Records from a collection

══════

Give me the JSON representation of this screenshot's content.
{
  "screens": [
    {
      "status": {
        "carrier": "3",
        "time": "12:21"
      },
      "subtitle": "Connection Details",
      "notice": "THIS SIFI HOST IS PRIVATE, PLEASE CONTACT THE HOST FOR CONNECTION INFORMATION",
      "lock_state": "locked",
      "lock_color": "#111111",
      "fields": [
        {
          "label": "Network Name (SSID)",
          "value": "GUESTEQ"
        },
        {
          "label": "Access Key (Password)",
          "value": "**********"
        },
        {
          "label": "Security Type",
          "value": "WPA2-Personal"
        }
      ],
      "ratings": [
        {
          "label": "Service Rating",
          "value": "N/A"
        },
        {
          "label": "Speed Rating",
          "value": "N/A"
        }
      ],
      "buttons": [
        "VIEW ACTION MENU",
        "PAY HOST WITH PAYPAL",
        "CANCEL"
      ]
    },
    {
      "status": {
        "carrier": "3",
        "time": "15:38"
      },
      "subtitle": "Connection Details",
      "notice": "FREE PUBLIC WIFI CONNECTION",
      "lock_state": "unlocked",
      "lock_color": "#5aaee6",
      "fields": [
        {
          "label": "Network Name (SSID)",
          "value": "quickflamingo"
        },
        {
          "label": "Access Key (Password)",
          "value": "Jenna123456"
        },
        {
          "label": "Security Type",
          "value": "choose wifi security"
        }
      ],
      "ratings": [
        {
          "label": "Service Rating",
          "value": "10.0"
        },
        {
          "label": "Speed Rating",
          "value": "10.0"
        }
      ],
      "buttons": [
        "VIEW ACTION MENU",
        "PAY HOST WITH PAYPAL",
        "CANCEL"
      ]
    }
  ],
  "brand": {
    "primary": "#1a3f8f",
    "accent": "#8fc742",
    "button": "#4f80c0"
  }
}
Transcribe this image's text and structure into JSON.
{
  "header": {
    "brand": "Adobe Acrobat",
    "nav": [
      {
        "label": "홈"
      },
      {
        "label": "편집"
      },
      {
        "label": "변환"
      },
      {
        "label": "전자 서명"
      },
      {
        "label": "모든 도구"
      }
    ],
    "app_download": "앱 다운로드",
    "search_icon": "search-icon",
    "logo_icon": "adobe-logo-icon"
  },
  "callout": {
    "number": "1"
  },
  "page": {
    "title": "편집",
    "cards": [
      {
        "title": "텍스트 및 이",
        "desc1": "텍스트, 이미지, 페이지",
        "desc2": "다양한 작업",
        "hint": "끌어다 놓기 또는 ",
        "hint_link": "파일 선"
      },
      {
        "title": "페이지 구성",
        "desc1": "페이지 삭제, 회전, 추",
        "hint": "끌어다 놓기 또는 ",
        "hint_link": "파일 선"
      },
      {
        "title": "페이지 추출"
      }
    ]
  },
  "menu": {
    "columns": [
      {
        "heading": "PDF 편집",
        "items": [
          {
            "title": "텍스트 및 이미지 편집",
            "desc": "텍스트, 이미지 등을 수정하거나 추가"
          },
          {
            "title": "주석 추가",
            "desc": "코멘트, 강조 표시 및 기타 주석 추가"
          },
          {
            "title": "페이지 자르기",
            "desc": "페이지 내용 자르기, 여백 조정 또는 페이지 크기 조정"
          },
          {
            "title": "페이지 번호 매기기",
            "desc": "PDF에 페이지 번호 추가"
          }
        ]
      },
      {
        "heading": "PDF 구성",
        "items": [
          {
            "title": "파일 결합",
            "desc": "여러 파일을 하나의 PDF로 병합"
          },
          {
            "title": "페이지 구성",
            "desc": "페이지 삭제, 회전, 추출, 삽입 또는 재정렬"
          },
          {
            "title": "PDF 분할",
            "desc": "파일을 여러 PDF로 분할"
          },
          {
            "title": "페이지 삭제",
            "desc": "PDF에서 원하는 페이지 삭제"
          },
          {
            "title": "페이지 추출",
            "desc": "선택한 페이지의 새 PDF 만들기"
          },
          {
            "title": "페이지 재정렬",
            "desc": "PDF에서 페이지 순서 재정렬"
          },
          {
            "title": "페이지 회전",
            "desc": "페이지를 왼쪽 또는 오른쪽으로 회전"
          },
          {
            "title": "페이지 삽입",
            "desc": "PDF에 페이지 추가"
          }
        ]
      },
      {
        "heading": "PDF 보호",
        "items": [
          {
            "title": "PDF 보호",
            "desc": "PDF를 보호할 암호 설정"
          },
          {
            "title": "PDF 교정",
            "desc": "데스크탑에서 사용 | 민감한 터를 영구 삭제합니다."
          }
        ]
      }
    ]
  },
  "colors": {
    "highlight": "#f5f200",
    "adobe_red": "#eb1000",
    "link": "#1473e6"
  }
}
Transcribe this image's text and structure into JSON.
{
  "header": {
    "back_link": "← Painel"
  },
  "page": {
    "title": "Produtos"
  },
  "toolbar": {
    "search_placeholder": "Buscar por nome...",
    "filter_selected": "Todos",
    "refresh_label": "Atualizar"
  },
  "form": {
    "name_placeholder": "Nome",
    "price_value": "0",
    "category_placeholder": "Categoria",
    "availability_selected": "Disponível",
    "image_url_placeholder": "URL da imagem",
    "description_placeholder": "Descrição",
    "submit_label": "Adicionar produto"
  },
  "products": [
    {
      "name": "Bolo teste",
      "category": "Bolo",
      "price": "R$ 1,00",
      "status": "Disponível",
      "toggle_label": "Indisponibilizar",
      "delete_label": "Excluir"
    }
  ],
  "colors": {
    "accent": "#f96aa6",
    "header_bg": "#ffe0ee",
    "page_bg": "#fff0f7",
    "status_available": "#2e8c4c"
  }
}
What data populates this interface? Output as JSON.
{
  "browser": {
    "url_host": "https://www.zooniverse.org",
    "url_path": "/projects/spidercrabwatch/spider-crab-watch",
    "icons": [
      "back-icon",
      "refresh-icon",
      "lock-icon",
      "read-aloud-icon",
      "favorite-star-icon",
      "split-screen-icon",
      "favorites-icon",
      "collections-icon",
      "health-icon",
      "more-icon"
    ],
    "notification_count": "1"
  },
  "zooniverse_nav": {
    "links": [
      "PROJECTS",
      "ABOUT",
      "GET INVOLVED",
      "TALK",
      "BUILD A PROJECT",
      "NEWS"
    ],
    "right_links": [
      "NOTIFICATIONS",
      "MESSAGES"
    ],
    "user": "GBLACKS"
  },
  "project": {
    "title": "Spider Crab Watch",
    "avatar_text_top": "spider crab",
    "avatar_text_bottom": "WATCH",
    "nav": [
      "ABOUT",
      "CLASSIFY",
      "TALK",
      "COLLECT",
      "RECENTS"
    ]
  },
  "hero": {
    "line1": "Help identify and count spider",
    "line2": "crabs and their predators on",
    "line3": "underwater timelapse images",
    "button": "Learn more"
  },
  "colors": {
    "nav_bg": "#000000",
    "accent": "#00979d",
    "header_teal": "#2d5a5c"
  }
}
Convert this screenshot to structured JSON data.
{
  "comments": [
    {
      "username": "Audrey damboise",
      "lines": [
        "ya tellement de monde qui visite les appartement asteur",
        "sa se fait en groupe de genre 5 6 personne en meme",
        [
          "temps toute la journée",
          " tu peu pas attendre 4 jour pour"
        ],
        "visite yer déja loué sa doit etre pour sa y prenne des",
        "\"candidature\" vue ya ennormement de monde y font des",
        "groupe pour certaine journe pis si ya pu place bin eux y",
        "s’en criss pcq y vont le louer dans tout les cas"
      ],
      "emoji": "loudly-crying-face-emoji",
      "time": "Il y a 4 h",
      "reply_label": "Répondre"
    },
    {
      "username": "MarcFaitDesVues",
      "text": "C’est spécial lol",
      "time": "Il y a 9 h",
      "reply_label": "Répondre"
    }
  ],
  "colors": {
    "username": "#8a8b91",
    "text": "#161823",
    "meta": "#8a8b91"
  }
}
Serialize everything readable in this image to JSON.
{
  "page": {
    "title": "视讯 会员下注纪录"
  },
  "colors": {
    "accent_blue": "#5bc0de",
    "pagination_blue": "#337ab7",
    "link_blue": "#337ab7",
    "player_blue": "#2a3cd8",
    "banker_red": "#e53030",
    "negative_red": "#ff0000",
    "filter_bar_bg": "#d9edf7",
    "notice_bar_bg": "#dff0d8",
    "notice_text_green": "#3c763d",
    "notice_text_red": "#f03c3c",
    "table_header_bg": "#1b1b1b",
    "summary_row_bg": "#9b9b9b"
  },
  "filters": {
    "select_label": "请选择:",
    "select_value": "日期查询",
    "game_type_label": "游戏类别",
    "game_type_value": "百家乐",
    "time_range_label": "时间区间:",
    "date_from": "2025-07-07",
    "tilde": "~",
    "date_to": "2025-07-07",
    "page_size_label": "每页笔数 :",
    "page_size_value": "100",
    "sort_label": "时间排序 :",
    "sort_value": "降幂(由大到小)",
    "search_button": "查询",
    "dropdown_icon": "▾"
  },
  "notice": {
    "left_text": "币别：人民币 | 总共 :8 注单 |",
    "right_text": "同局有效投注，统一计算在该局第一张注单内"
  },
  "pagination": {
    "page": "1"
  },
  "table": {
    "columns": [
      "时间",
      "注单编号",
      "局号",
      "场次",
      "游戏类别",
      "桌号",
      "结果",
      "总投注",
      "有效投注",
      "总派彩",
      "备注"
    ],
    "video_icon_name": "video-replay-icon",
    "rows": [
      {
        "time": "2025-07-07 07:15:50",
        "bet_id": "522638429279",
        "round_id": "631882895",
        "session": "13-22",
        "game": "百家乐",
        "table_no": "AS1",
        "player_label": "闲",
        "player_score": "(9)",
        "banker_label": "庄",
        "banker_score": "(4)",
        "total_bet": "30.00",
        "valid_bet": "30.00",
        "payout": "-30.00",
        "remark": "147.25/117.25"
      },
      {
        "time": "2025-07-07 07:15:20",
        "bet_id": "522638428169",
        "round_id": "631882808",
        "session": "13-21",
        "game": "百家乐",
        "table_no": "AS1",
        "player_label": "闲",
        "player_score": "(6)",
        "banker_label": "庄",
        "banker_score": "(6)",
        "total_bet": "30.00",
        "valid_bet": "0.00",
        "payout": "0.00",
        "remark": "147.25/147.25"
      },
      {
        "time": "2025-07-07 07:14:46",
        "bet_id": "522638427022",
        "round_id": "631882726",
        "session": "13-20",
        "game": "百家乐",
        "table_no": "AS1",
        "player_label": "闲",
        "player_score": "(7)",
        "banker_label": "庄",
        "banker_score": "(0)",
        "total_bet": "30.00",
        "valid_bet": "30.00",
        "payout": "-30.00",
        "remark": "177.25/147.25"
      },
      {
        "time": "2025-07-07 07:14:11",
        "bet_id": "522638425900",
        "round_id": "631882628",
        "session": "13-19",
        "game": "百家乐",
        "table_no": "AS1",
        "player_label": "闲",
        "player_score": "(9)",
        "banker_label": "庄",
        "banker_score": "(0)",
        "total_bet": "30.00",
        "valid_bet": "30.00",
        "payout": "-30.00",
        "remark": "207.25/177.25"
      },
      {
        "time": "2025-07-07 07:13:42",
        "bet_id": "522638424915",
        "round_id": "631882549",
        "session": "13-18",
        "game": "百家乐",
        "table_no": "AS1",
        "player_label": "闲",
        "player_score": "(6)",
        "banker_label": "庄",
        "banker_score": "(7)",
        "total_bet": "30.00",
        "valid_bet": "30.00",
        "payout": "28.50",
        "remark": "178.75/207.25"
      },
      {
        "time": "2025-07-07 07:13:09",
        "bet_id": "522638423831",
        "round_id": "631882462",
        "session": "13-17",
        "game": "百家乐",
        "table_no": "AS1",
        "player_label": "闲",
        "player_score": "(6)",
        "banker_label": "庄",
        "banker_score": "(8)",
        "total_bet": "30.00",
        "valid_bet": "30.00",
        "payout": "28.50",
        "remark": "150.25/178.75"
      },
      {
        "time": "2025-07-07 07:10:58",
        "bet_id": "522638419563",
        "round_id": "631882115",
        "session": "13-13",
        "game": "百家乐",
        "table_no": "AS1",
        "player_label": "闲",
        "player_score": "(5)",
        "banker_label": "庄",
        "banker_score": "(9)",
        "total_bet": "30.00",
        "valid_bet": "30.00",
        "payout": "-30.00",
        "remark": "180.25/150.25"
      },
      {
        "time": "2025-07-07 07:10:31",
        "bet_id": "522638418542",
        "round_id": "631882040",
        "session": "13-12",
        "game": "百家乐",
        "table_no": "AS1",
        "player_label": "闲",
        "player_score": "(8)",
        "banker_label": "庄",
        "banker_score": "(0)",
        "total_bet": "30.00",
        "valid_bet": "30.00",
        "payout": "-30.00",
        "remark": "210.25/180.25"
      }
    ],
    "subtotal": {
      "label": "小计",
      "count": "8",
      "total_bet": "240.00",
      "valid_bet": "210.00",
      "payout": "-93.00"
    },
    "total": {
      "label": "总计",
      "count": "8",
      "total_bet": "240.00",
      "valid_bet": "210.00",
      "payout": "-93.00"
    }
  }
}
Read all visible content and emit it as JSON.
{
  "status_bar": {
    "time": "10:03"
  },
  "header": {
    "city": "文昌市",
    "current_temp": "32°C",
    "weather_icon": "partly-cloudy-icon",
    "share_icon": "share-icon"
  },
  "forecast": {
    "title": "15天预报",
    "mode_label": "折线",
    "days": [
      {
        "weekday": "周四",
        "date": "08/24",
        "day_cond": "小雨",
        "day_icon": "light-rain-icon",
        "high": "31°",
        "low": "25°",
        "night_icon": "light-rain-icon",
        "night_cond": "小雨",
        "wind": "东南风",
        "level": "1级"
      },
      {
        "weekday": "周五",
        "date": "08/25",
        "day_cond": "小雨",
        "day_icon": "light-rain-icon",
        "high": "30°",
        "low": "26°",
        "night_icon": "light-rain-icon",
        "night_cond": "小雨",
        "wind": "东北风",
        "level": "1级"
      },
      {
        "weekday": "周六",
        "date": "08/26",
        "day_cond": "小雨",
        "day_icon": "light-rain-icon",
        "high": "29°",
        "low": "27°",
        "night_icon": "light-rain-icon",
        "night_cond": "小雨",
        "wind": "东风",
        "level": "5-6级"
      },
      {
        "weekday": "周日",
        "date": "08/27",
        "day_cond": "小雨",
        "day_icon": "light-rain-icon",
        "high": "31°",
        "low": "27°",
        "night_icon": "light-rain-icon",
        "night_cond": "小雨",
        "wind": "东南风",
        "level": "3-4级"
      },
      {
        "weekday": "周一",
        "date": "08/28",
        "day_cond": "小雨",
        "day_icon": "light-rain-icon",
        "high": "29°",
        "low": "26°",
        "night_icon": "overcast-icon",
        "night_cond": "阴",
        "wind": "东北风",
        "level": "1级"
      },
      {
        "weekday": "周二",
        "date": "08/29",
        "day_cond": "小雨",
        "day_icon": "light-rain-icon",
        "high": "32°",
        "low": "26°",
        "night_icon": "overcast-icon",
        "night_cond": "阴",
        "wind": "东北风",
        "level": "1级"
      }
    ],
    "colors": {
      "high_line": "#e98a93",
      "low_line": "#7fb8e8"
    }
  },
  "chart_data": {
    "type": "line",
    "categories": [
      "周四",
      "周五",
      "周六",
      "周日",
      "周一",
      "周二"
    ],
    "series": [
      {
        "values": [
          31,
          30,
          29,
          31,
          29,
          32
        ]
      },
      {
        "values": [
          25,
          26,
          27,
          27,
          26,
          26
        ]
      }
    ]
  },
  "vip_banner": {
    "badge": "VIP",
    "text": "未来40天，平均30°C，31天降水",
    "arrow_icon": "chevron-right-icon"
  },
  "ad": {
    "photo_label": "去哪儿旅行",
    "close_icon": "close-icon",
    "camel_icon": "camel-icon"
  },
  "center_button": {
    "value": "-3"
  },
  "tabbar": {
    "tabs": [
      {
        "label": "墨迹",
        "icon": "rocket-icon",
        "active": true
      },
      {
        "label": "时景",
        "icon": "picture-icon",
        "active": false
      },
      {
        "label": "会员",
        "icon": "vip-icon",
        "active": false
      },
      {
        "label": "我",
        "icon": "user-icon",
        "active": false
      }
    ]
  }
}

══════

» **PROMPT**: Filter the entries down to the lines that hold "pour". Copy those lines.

» **COMPLETED EXERCISE**:
          " tu peu pas attendre 4 jour pour"
        "visite yer déja loué sa doit etre pour sa y prenne des",
        "groupe pour certaine journe pis si ya pu place bin eux y",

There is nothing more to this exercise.